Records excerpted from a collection
:::
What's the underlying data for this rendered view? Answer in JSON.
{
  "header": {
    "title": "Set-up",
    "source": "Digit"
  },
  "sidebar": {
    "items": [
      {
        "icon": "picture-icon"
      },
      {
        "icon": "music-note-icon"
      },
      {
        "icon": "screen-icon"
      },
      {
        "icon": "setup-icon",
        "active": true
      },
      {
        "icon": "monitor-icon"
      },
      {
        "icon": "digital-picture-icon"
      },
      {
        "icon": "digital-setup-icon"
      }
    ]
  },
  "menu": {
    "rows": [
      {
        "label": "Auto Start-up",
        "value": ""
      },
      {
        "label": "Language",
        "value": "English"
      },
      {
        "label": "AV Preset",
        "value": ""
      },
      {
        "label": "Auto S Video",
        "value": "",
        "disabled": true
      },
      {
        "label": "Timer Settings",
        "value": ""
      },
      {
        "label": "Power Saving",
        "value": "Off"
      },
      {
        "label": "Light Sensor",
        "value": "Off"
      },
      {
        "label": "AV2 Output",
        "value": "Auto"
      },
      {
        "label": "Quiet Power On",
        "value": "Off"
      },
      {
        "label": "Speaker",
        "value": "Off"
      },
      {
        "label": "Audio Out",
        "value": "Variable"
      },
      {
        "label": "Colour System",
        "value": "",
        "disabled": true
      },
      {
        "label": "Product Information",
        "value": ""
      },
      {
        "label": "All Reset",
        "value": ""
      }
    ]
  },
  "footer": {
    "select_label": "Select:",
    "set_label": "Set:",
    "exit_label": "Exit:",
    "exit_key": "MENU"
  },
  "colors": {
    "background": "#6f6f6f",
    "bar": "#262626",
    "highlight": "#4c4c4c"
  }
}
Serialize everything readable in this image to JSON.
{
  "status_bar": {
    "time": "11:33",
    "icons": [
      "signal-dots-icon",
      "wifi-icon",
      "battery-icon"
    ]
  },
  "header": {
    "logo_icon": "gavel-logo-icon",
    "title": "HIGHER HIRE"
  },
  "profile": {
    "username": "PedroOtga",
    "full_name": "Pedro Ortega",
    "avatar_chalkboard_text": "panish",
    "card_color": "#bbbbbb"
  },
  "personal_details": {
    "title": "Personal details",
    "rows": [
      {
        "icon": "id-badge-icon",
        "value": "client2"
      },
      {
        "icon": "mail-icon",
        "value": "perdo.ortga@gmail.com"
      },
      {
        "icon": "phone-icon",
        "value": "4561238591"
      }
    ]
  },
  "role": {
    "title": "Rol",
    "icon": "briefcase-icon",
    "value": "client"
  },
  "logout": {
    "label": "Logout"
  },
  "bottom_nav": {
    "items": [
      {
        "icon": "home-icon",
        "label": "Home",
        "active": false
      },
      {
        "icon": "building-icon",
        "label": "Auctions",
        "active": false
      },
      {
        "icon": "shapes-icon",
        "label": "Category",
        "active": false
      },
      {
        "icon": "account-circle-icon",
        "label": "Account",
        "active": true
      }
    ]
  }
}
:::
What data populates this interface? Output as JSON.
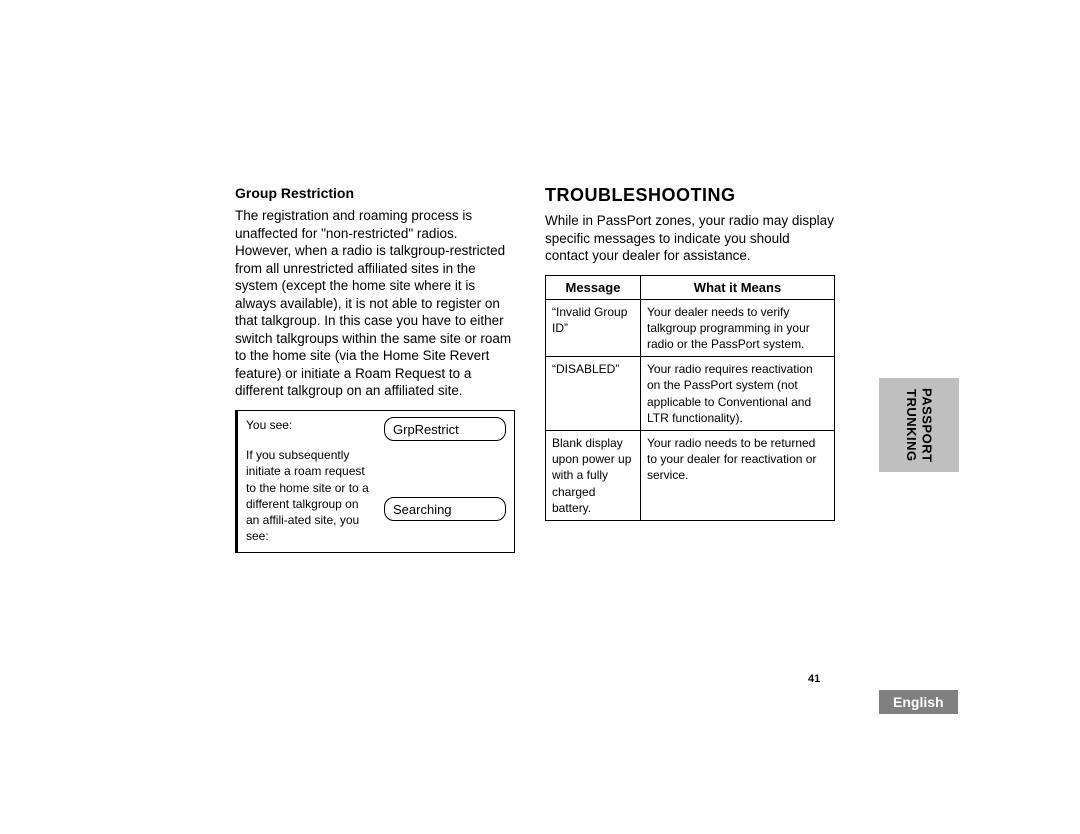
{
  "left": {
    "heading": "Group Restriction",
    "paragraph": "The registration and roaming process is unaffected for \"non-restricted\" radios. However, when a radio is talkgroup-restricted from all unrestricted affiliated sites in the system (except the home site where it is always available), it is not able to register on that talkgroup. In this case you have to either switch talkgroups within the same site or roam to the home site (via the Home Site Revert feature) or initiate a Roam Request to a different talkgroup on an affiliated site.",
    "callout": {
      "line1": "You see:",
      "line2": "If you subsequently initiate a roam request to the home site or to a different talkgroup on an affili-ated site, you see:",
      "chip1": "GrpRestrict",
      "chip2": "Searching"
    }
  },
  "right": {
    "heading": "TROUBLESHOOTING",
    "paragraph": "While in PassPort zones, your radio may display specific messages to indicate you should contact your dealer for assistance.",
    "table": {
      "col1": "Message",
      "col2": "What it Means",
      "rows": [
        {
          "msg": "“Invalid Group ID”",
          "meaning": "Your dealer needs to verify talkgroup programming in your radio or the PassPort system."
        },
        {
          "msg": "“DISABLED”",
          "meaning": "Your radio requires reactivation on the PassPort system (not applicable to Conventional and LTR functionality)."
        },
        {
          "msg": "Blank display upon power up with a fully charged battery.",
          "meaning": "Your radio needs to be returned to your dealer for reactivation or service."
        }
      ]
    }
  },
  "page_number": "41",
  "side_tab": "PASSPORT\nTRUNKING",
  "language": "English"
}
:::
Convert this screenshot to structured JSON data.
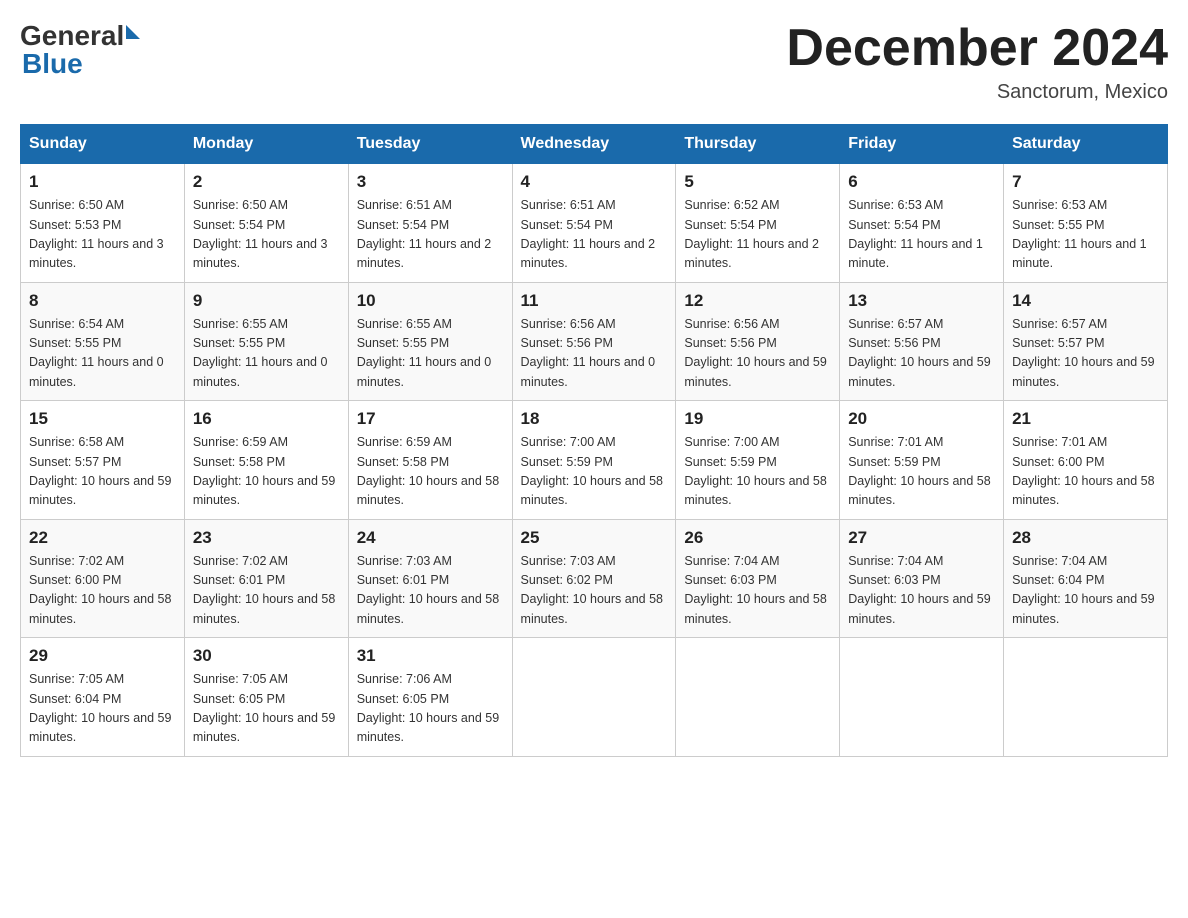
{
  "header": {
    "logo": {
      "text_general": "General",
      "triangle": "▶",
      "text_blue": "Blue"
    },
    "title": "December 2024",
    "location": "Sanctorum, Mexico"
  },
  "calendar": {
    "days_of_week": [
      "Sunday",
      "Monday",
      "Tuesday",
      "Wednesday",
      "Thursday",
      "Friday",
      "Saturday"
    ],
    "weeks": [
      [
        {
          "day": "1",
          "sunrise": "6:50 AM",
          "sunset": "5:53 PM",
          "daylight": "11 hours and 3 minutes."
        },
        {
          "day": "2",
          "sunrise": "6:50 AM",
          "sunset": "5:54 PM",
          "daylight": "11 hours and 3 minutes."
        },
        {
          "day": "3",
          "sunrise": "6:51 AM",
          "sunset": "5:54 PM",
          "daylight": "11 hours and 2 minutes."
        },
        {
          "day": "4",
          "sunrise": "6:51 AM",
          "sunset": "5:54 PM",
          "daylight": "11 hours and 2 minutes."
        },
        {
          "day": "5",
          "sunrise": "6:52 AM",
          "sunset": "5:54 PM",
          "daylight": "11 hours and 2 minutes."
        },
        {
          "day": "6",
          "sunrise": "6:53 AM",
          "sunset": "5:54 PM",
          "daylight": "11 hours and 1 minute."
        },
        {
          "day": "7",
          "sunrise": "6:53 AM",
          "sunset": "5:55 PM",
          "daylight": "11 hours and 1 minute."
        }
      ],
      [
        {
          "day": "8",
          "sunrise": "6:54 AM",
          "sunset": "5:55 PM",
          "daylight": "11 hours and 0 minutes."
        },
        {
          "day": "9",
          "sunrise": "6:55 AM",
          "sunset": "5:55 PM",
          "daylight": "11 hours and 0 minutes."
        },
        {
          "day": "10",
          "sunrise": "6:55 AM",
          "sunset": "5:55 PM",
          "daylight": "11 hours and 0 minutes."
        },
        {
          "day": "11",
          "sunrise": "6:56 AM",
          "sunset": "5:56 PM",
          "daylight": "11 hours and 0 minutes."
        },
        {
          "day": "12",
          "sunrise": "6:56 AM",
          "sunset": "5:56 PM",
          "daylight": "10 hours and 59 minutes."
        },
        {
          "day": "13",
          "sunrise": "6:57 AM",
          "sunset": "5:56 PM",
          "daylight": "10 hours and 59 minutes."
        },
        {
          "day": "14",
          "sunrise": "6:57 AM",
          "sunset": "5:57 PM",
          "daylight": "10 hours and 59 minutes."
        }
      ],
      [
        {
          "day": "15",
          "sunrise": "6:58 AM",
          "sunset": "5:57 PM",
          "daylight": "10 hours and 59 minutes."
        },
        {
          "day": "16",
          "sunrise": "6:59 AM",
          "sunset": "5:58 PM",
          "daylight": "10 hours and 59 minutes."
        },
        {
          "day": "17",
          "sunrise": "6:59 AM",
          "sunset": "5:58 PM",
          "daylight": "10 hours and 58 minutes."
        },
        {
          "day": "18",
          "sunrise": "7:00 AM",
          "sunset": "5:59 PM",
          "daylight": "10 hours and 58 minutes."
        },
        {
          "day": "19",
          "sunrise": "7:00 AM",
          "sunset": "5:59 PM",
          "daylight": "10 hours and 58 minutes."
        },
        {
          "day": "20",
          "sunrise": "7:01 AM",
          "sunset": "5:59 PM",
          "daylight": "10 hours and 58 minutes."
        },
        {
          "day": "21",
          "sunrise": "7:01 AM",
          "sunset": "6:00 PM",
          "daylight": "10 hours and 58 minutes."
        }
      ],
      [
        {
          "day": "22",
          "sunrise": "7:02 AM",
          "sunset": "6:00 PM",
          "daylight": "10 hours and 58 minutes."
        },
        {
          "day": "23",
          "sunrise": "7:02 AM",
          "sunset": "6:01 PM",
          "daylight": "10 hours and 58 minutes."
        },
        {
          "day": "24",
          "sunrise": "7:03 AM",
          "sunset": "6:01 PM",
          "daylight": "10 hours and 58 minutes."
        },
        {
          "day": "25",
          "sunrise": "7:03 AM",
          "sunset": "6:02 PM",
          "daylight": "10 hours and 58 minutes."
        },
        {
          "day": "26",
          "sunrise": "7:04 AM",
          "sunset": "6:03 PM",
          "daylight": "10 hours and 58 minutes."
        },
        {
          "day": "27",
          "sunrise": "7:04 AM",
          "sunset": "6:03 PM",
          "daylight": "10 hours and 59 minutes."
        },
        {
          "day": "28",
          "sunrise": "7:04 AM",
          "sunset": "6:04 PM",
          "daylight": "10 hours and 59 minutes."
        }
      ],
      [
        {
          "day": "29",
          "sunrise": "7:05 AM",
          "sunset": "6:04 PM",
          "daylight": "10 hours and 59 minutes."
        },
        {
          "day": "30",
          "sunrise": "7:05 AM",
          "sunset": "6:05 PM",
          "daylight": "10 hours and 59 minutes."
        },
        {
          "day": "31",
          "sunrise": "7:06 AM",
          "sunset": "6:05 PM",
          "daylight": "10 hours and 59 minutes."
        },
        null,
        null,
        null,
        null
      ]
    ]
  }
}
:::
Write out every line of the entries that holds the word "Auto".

### Solution
        "label": "Auto Start-up",
        "label": "Auto S Video",
        "value": "Auto"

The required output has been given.